Access to up-to-the-minute information is essential for a CIO who hopes to maintain a strong supply chain. "Real-time data ensures that your supply team has the proper information required to make good, reliable decisions," Roberge said. "My advice is to automate as many data points as possible -- the fewer spreadsheets the better." ... Today's supply chain cannot be managed effectively or efficiently without adequate foundational tools, Furlong cautioned. "Appropriate technologies, implemented in a timely manner, can help an organization transform the supply chain and leapfrog the competition," he explained. "This includes everything from advanced predictive analytics to ... cutting-edge technologies such as blockchain, which is being used to track shipments at a micro level." CIOs also need to regularly assess and replace aging supply chain software, hardware, and network tools with modern systems leveraging both internal resources and third-party alliances. "Business requirements are changing rapidly, and supply chain technology ... must be flexible enough to handle complex business processes but also simplify supply chain processes," Furlong said.

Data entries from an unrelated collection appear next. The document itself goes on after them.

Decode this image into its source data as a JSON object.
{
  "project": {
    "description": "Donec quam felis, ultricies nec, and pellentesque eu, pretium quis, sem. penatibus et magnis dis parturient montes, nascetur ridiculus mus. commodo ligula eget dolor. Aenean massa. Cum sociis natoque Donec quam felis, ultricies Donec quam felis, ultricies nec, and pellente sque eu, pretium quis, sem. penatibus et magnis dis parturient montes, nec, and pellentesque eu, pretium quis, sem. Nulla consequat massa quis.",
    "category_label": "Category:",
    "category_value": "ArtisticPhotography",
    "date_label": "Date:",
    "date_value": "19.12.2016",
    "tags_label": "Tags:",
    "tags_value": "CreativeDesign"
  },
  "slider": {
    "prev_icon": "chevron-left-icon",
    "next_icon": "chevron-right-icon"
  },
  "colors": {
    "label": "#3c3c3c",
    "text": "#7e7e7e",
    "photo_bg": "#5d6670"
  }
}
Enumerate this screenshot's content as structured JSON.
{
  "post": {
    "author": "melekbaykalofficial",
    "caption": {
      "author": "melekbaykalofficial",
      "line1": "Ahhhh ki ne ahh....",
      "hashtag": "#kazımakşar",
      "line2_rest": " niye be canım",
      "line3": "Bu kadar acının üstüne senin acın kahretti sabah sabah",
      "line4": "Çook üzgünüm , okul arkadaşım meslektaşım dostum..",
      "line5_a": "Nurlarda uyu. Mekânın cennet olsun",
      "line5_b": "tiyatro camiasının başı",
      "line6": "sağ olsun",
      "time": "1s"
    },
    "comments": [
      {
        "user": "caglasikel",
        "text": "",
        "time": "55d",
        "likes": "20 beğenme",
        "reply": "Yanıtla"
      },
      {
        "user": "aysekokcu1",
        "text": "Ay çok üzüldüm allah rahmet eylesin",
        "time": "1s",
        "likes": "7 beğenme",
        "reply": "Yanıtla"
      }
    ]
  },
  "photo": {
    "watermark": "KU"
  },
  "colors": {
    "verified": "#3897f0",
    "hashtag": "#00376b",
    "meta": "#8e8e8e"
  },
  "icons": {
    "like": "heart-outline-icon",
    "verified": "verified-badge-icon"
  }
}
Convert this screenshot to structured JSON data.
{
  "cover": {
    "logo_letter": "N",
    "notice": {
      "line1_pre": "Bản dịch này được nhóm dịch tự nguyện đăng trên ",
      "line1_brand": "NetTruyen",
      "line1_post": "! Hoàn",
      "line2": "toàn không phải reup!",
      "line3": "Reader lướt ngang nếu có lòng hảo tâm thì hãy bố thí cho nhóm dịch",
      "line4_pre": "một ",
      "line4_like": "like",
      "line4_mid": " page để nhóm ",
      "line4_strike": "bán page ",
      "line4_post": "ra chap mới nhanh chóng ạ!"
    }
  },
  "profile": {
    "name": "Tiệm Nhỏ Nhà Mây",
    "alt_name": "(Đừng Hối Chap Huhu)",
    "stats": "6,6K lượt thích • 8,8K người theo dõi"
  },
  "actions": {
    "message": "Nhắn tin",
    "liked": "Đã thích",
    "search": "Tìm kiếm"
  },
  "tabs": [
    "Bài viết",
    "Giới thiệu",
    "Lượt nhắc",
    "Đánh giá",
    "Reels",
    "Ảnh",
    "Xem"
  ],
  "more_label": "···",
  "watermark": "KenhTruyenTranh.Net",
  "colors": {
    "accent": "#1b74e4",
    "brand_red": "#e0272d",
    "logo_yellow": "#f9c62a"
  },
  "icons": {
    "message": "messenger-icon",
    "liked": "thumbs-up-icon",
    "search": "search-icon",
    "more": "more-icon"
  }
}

Data warehouses have been a popular option since the 1980s, and revolutionised the data world we live in, enabling business intelligence tools to be plugged in to ask questions about the past, but looking at future insights is more difficult, and there are restrictions to the volume and formats of the data that can be analysed. Another option is data lakes, which on the other hand enable artificial intelligence (AI) to be utilised to ask questions about future scenarios. However, data lakes also have a weakness in that all data can be stored, cleaned and analysed, but can be quickly disorganised and become ‘data swamps’. Taking the best of both options, a new data architecture is emerging. Lakehouses are a technological breakthrough that finally allows businesses to both look to future scenarios and back to the past in the same space, at the same time, revolutionising the future of data capabilities. It’s the solution enterprises have been calling out for throughout the last decade at least; by combining the best elements of the data warehouse and data lake, the lakehouse enables enterprises to implement a superior data strategy, achieve better data management, and squeeze the full potential out of their data.
Quote for the day:
"A company is like a ship. Everyone ought to be prepared to take the helm." -- Morris Wilks